How Do You Say Thanksgiving in French?
It turns out there is no real translation of Happy Thanksgiving in French, but I am thankful for a memorable Turkey Day spent thousands of miles away from home that taught me not only to appreciate the holiday, but my American culture as well.
I had always taken Thanksgiving for granted. Macy’s Parade, Grandma’s fluorescent orange gravy, perfectly circular cranberry sauce – there was a comfort in the repetition from year to year. When I studied abroad during my junior year of college, I had given little thought to what it would mean to spend the holiday away from my family, in another country where not only was the holiday not celebrated; there wasn’t even a name for it.
As the holiday neared, I saw the folly in my nonchalance. Many many miles away and six hours ahead of my family, I realized, much to my surprise, what an important place the holiday held in my cultural framework. I’d spent the first part of the semester quietly ashamed of my Americanness, convinced the French way of doing things was infinitely better. But as the 4th Thursday in November neared, I started thinking about turkey, and stuffing, and how much I actually really enjoyed taking a whole day to cook and eat and be with family and be thankful. This was an American tradition I could fully get behind.
When I studied abroad during my junior year of college, I had given little thought to what it would mean to spend the holiday away from my family, in another country where not only was the holiday not celebrated; there wasn’t even a name for it.

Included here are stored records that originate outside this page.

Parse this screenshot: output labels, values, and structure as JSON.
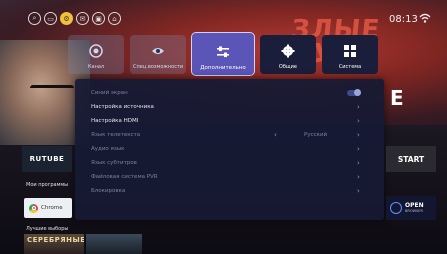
{
  "status": {
    "time": "08:13"
  },
  "background": {
    "poster_title": "ЗЛЫЕ ДУХИ",
    "brand_letter": "E"
  },
  "tabs": [
    {
      "label": "Канал",
      "icon": "channel-icon"
    },
    {
      "label": "Спец.возможности",
      "icon": "eye-icon"
    },
    {
      "label": "Дополнительно",
      "icon": "sliders-icon",
      "active": true
    },
    {
      "label": "Общие",
      "icon": "gear-icon"
    },
    {
      "label": "Система",
      "icon": "grid-icon"
    }
  ],
  "menu": [
    {
      "label": "Синий экран",
      "type": "toggle",
      "enabled": false,
      "value_on": true
    },
    {
      "label": "Настройка источника",
      "type": "nav",
      "enabled": true
    },
    {
      "label": "Настройка HDMI",
      "type": "nav",
      "enabled": true
    },
    {
      "label": "Язык телетекста",
      "type": "select",
      "enabled": false,
      "value": "Русский"
    },
    {
      "label": "Аудио язык",
      "type": "nav",
      "enabled": false
    },
    {
      "label": "Язык субтитров",
      "type": "nav",
      "enabled": false
    },
    {
      "label": "Файловая система PVR",
      "type": "nav",
      "enabled": false
    },
    {
      "label": "Блокировка",
      "type": "nav",
      "enabled": false
    }
  ],
  "home": {
    "rutube_label": "RUTUBE",
    "start_label": "START",
    "my_apps_label": "Мои программы",
    "chrome_label": "Chrome",
    "open_browser_label1": "OPEN",
    "open_browser_label2": "BROWSER",
    "best_picks_label": "Лучшие выборы",
    "bottom_poster_title": "СЕРЕБРЯНЫЕ"
  }
}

Luckily, my study abroad program in Aix-en-Provence had anticipated such a sentiment, and arranged for a Thanksgiving celebration for all of the students and their host families. Classes were cancelled on Thursday, and we students spent the whole day in the program center’s kitchen, prepping the stuffing and sweet potatoes under the watchful eyes of a proper French chef.
Chopping celery and onions in the kitchen with my fellow students, I realized, for the first time, how special the holiday really was. There were facets of American culture I was not proud of, certainly, and somehow those had taken precedence in my mind during my brief sojourn abroad. But that day, I was reminded of the many positive things that make up my culture, and I began to feel just a little bit proud.
The Thanksgiving feast that evening was unlike any I had ever enjoyed before. It makes sense if you think about it: this is the American holiday all about food; the French are experts at food. Therefore, Thanksgiving in France must necessarily be epic. Alongside the turkey, stuffing, and sweet potatoes, the French families brought quiche, tarte tatin, beaujolais, and brie. I learned that the French had no appreciation whatsoever for pumpkin pie (why would you cook a pumpkin thus?), but they did appreciate taking a moment to be thankful for the blessings in our lives.
At that memorable Thanksgiving, I was incredibly thankful for so many things: for having the opportunity to study abroad; for living with a host family that was so welcoming. And, for the first time, I was thankful to be American, and to be able to share this unique holiday with new friends many thousands of miles from home.
Top photo credit: Bo Jayatilaka